- Recent developments in restructuring across Europe (e.g. latest deal issues, new money and venue)
Panel B, comprising Winston Ginsberg (TowerBrook Capital Partners (UK) LLP), Rick Morris (Goldman Sachs International), Peter Marshall (Houlihan Lokey) and José María Gil-Robles (Garrigues, Madrid) and chaired by Andrew Wilkinson (Weil, Gotshal and Manges) considered recent developments in restructuring across Europe.
Peter Marshall kicked off the panel with an insight into restructuring trends in Europe over the past 12 months. Whilst sectors such as retail, shipping and Spanish renewable energy have been hit amongst the hardest in 2014, key examples being Vivarte and Phones 4 U, the main theme has been one of variety, with restructurings across a number of sectors. Other key themes discussed included the revival of new money in restructurings (e.g. Telepizza), viewed as comparable to the 2005 days, and the attitude of shareholders in restructuring, contrasting the position taken by sponsors and family shareholders.

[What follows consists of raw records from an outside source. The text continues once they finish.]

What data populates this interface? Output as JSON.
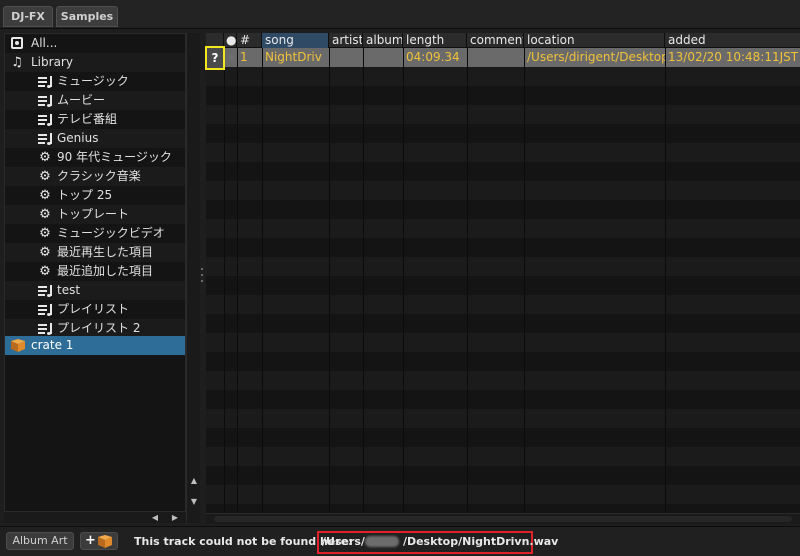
{
  "topbar": {
    "tabs": [
      "DJ-FX",
      "Samples"
    ]
  },
  "sidebar": {
    "items": [
      {
        "label": "All...",
        "icon": "all-icon"
      },
      {
        "label": "Library",
        "icon": "music-note-icon"
      },
      {
        "label": "ミュージック",
        "icon": "playlist-icon"
      },
      {
        "label": "ムービー",
        "icon": "playlist-icon"
      },
      {
        "label": "テレビ番組",
        "icon": "playlist-icon"
      },
      {
        "label": "Genius",
        "icon": "playlist-icon"
      },
      {
        "label": "90 年代ミュージック",
        "icon": "gear-icon"
      },
      {
        "label": "クラシック音楽",
        "icon": "gear-icon"
      },
      {
        "label": "トップ 25",
        "icon": "gear-icon"
      },
      {
        "label": "トップレート",
        "icon": "gear-icon"
      },
      {
        "label": "ミュージックビデオ",
        "icon": "gear-icon"
      },
      {
        "label": "最近再生した項目",
        "icon": "gear-icon"
      },
      {
        "label": "最近追加した項目",
        "icon": "gear-icon"
      },
      {
        "label": "test",
        "icon": "playlist-icon"
      },
      {
        "label": "プレイリスト",
        "icon": "playlist-icon"
      },
      {
        "label": "プレイリスト 2",
        "icon": "playlist-icon"
      },
      {
        "label": "crate 1",
        "icon": "crate-icon",
        "selected": true
      }
    ]
  },
  "table": {
    "columns": {
      "status": "●",
      "number": "#",
      "song": "song",
      "artist": "artist",
      "album": "album",
      "length": "length",
      "comment": "comment",
      "location": "location",
      "added": "added"
    },
    "rows": [
      {
        "missing_badge": "?",
        "number": "1",
        "song": "NightDriv",
        "artist": "",
        "album": "",
        "length": "04:09.34",
        "comment": "",
        "location": "/Users/dirigent/Desktop",
        "added": "13/02/20 10:48:11JST"
      }
    ]
  },
  "bottombar": {
    "album_art_label": "Album Art",
    "add_crate_label": "+",
    "status_message": "This track could not be found here:",
    "status_path_start": "/Users/",
    "status_path_end": "/Desktop/NightDrivn.wav"
  },
  "colors": {
    "track_text": "#f0c23a",
    "selected_crate": "#2d6d98",
    "badge_border": "#f3e71e",
    "path_highlight": "#e0222a",
    "crate_orange": "#e08a2a"
  }
}
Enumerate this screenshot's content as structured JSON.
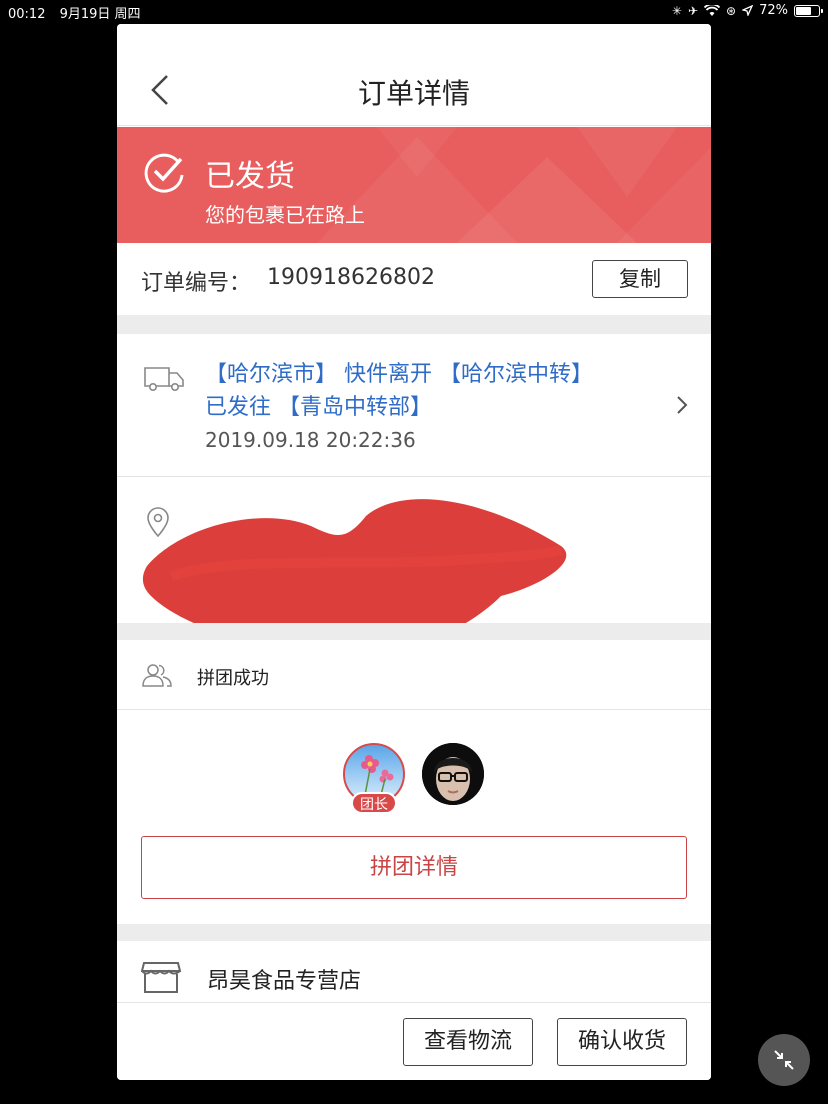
{
  "status_bar": {
    "time": "00:12",
    "date": "9月19日 周四",
    "battery": "72%",
    "battery_level": 0.72
  },
  "nav": {
    "title": "订单详情",
    "back_icon": "chevron-left-icon"
  },
  "shipping_status": {
    "title": "已发货",
    "subtitle": "您的包裹已在路上",
    "color": "#e85d5d"
  },
  "order": {
    "label": "订单编号：",
    "number": "190918626802",
    "copy_label": "复制"
  },
  "logistics": {
    "text": "【哈尔滨市】 快件离开 【哈尔滨中转】 已发往 【青岛中转部】",
    "time": "2019.09.18 20:22:36",
    "link_color": "#2f6cc8"
  },
  "group": {
    "title": "拼团成功",
    "leader_badge": "团长",
    "detail_label": "拼团详情",
    "accent_color": "#c94545"
  },
  "store": {
    "name": "昂昊食品专营店"
  },
  "bottom_actions": {
    "view_logistics": "查看物流",
    "confirm_receipt": "确认收货"
  }
}
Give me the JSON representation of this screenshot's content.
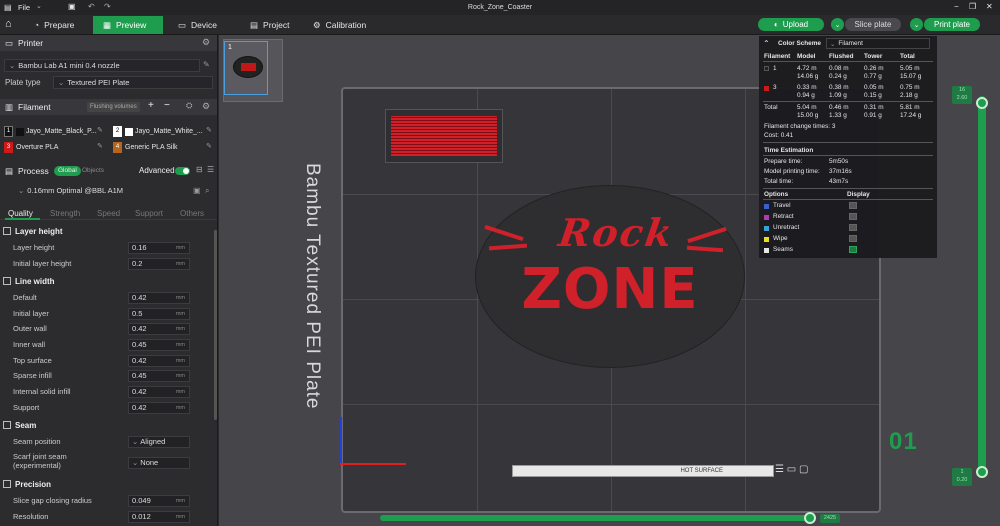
{
  "window": {
    "title": "Rock_Zone_Coaster",
    "menu_file": "File"
  },
  "toolbar": {
    "tabs": [
      {
        "label": "Prepare"
      },
      {
        "label": "Preview"
      },
      {
        "label": "Device"
      },
      {
        "label": "Project"
      },
      {
        "label": "Calibration"
      }
    ],
    "upload": "Upload",
    "slice": "Slice plate",
    "print": "Print plate"
  },
  "printer": {
    "header": "Printer",
    "name": "Bambu Lab A1 mini 0.4 nozzle",
    "plate_type_label": "Plate type",
    "plate_type": "Textured PEI Plate"
  },
  "filament": {
    "header": "Filament",
    "flushing": "Flushing volumes",
    "items": [
      {
        "num": "1",
        "name": "Jayo_Matte_Black_P...",
        "color": "#111111"
      },
      {
        "num": "2",
        "name": "Jayo_Matte_White_...",
        "color": "#ffffff"
      },
      {
        "num": "3",
        "name": "Overture PLA",
        "color": "#cc1a1a"
      },
      {
        "num": "4",
        "name": "Generic PLA Silk",
        "color": "#b5651d"
      }
    ]
  },
  "process": {
    "header": "Process",
    "global": "Global",
    "objects": "Objects",
    "advanced": "Advanced",
    "preset": "0.16mm Optimal @BBL A1M",
    "tabs": [
      "Quality",
      "Strength",
      "Speed",
      "Support",
      "Others"
    ]
  },
  "settings": {
    "layer_height": {
      "title": "Layer height",
      "rows": [
        {
          "label": "Layer height",
          "value": "0.16",
          "unit": "mm"
        },
        {
          "label": "Initial layer height",
          "value": "0.2",
          "unit": "mm"
        }
      ]
    },
    "line_width": {
      "title": "Line width",
      "rows": [
        {
          "label": "Default",
          "value": "0.42",
          "unit": "mm"
        },
        {
          "label": "Initial layer",
          "value": "0.5",
          "unit": "mm"
        },
        {
          "label": "Outer wall",
          "value": "0.42",
          "unit": "mm"
        },
        {
          "label": "Inner wall",
          "value": "0.45",
          "unit": "mm"
        },
        {
          "label": "Top surface",
          "value": "0.42",
          "unit": "mm"
        },
        {
          "label": "Sparse infill",
          "value": "0.45",
          "unit": "mm"
        },
        {
          "label": "Internal solid infill",
          "value": "0.42",
          "unit": "mm"
        },
        {
          "label": "Support",
          "value": "0.42",
          "unit": "mm"
        }
      ]
    },
    "seam": {
      "title": "Seam",
      "rows": [
        {
          "label": "Seam position",
          "value": "Aligned"
        },
        {
          "label": "Scarf joint seam",
          "label2": "(experimental)",
          "value": "None"
        }
      ]
    },
    "precision": {
      "title": "Precision",
      "rows": [
        {
          "label": "Slice gap closing radius",
          "value": "0.049",
          "unit": "mm"
        },
        {
          "label": "Resolution",
          "value": "0.012",
          "unit": "mm"
        }
      ]
    }
  },
  "stats": {
    "color_scheme": "Color Scheme",
    "scheme_value": "Filament",
    "headers": [
      "Filament",
      "Model",
      "Flushed",
      "Tower",
      "Total"
    ],
    "rows": [
      {
        "id": "1",
        "color": "#222222",
        "model": [
          "4.72 m",
          "14.06 g"
        ],
        "flushed": [
          "0.08 m",
          "0.24 g"
        ],
        "tower": [
          "0.26 m",
          "0.77 g"
        ],
        "total": [
          "5.05 m",
          "15.07 g"
        ]
      },
      {
        "id": "3",
        "color": "#cc1a1a",
        "model": [
          "0.33 m",
          "0.94 g"
        ],
        "flushed": [
          "0.38 m",
          "1.09 g"
        ],
        "tower": [
          "0.05 m",
          "0.15 g"
        ],
        "total": [
          "0.75 m",
          "2.18 g"
        ]
      }
    ],
    "total_row": {
      "label": "Total",
      "model": [
        "5.04 m",
        "15.00 g"
      ],
      "flushed": [
        "0.46 m",
        "1.33 g"
      ],
      "tower": [
        "0.31 m",
        "0.91 g"
      ],
      "total": [
        "5.81 m",
        "17.24 g"
      ]
    },
    "change_times": "Filament change times: 3",
    "cost": "Cost:  0.41",
    "time_header": "Time Estimation",
    "times": [
      {
        "label": "Prepare time:",
        "value": "5m50s"
      },
      {
        "label": "Model printing time:",
        "value": "37m16s"
      },
      {
        "label": "Total time:",
        "value": "43m7s"
      }
    ],
    "options_header": "Options",
    "display_header": "Display",
    "options": [
      {
        "label": "Travel",
        "color": "#3a5fd0",
        "checked": false
      },
      {
        "label": "Retract",
        "color": "#b03ab0",
        "checked": false
      },
      {
        "label": "Unretract",
        "color": "#3aa0d0",
        "checked": false
      },
      {
        "label": "Wipe",
        "color": "#e8e020",
        "checked": false
      },
      {
        "label": "Seams",
        "color": "#e6e6e6",
        "checked": true
      }
    ]
  },
  "viewport": {
    "plate_number": "1",
    "plate_text": "Bambu Textured PEI Plate",
    "model_line1": "Rock",
    "model_line2": "ZONE",
    "layer_big": "01",
    "slider_top": [
      "16",
      "2.60"
    ],
    "slider_bottom": [
      "1",
      "0.20"
    ],
    "h_slider_val": "2425",
    "plate_bottom_label": "HOT SURFACE"
  }
}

The recent Phones 4 U administration sparked debate around the role of bondholders in high yield restructurings. Bondholders are, by their very nature, large in number, difficult to identify and unlikely to be in a position to provide new money. Nevertheless, the ICA mechanics in new bond only and pari structures are giving bondholders a seat at the table, making early stage negotiations on restructurings problematic. The contrast is stark compared to a typical LBO restructuring.
José María Gil-Robles led the discussion on the impact of recent reforms to national insolvency laws in Europe, focussing on Spain which has undergone a wave of recent reforms. The impact of the reforms is still to be seen, however, Andrew Wilkinson noted that without predictability of outcome of litigation and confidence in the local judiciary system, the recent reforms may not be sufficient to dissuade debtors from taking advantage of UK schemes of arrangement and US Chapter 11.
The panel concluded with a discussion on the pros and cons of the three principal forums for a European restructuring: home country, Chapter 11 and a UK scheme of arrangement.